580 - 5/08 - Ballast Water Management - Worldwide
The UK Maritime & Coast Guard Agency (MCA) has issued a Marine Guidance Note on the control and management of ships’ ballast water and sediments. MGN 363 draws attention to the developments at the International Maritime Organization (IMO) with respect to non-indigenous species being transported in ships’ ballast water. The main points of the notice are outlined below.
The International Maritime Organization (IMO) through its Marine Environment Protection Committee (MEPC) has, over many years, been developing international legislation to prevent the harmful effects of transporting aquatic organisms in ships ballast water.
Over 9-13 February 2004 a Diplomatic Conference was held to adopt the “International Convention for the Control and Management of Ships’ Ballast Water and Sediments”. The Ballast Water Management (BWM) Convention puts in place international legislation for the first time and will enter into force 12 months (with a first application date of 2009) after it has been signed by 30 States, representing 35% of world merchant shipping tonnage.
To date, thirteen Member States have ratified the convention. Member States have been urged to ratify the instrument to facilitate its timely entry into force. The UK is intending to begin the process of ratifying the Convention as soon as it has been proved that technology is available to meet the water quality standards under Regulation D-2.
The Convention provides two ballast water discharge performance standards for the industry – the first providing a standard for ballast water exchange and the second based on ballast water treatment. These are set out below:
- D1 Standard - Ballast Water Exchange (at least 95% volumetric exchange) or if using the pump though method - pumping through three times the volume of each tank.
- D2 Standard - Ballast Water Treatment systems approved by the Administration which treat ballast water to an efficacy of:
- Less than 10 viable organisms per m3 >50 micrometres (one millionth of a meter) in minimum dimension, and
- Less than 10 viable organisms per millilitre < 50 micrometres in minimum dimension and >10 micrometers in minimum dimension.
Indicator Microbe concentrations shall not exceed: a) toxicogenic vibrio cholerae: 1 colony forming unit (cfu) per 100 millilitre or 1 cfu per gram of zooplankton samples; b) Escherichia coli: 250 cfu per 100 millilitre c) Intestinal Enterococci: 100 cfu per 100 millilitre.
These then apply to different vessels at different times as set out in the table below, depending on the ratification date of the Convention.
* Needs to be applied by the First Intermediate or Renewal Survey, which ever occurs first after anniversary date of delivery in the year indicated.
As it will be 2009 at the earliest before the Convention comes into force and the Guidelines are fully developed and in place, shipping agents, ship owners and masters of UK Flag vessels are strongly urged to comply with the operational guidance in the 1997 Guidelines and begin preparing and implementing for the requirements the new IMO Convention and its supporting Guidelines. Specifically the interim D-1 Standard and the requirement to exchange ballast water 200 nautical miles from the coastline in waters 200m deep where possible. The 1997 Guidelines are available from the IMO website at: http://globallast.imo.org/resolution.htm

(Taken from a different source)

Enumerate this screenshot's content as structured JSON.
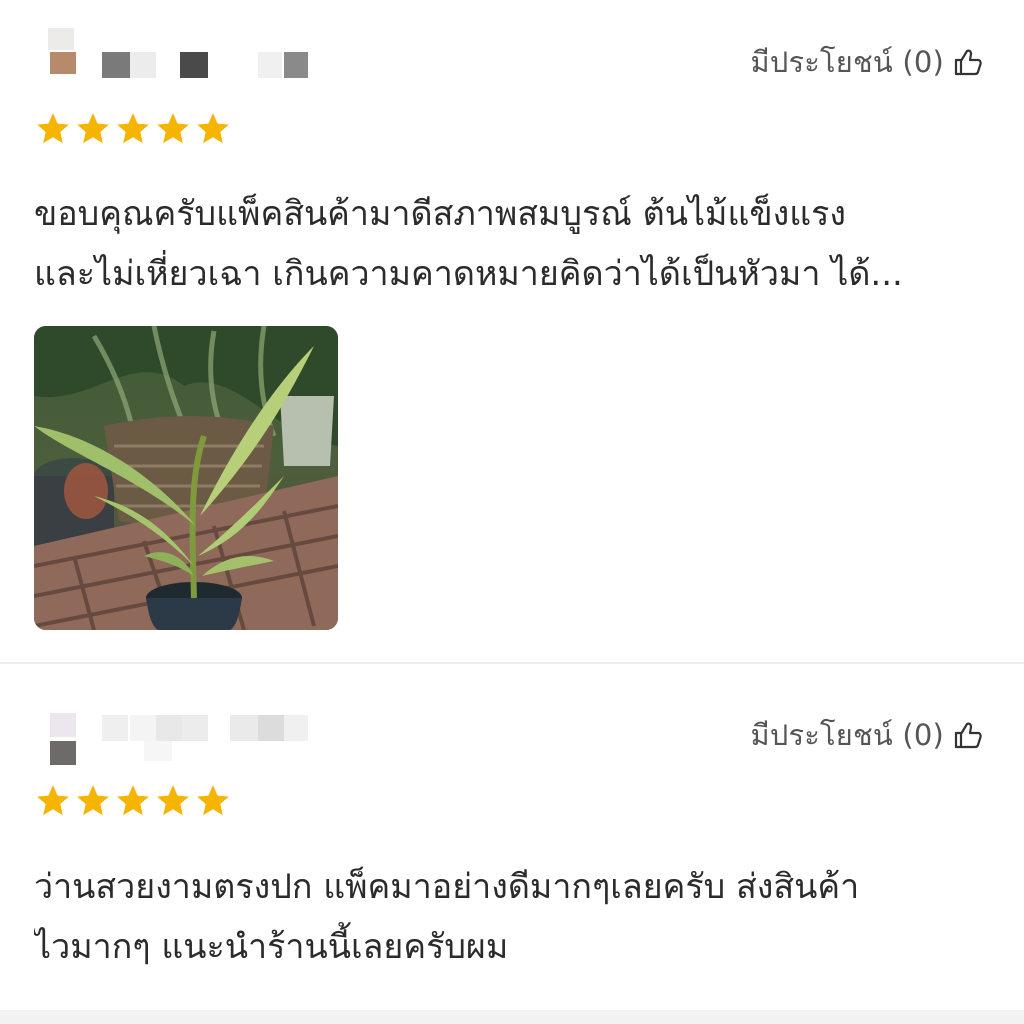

Masters are advised to contact destination ports to ascertain any local requirements relating to ballast water discharge and to make themselves aware of different countries’ ballast water management requirements.
The full text of the MCA Marine Guidance Note can be viewed on the MCA website using the following link http://www.mcga.gov.uk/c4mca/mcga-mnotice.htm?textobjid=A0834F4B022176A8
Source of information:
UK Maritime and Coastguard Agency (MCA)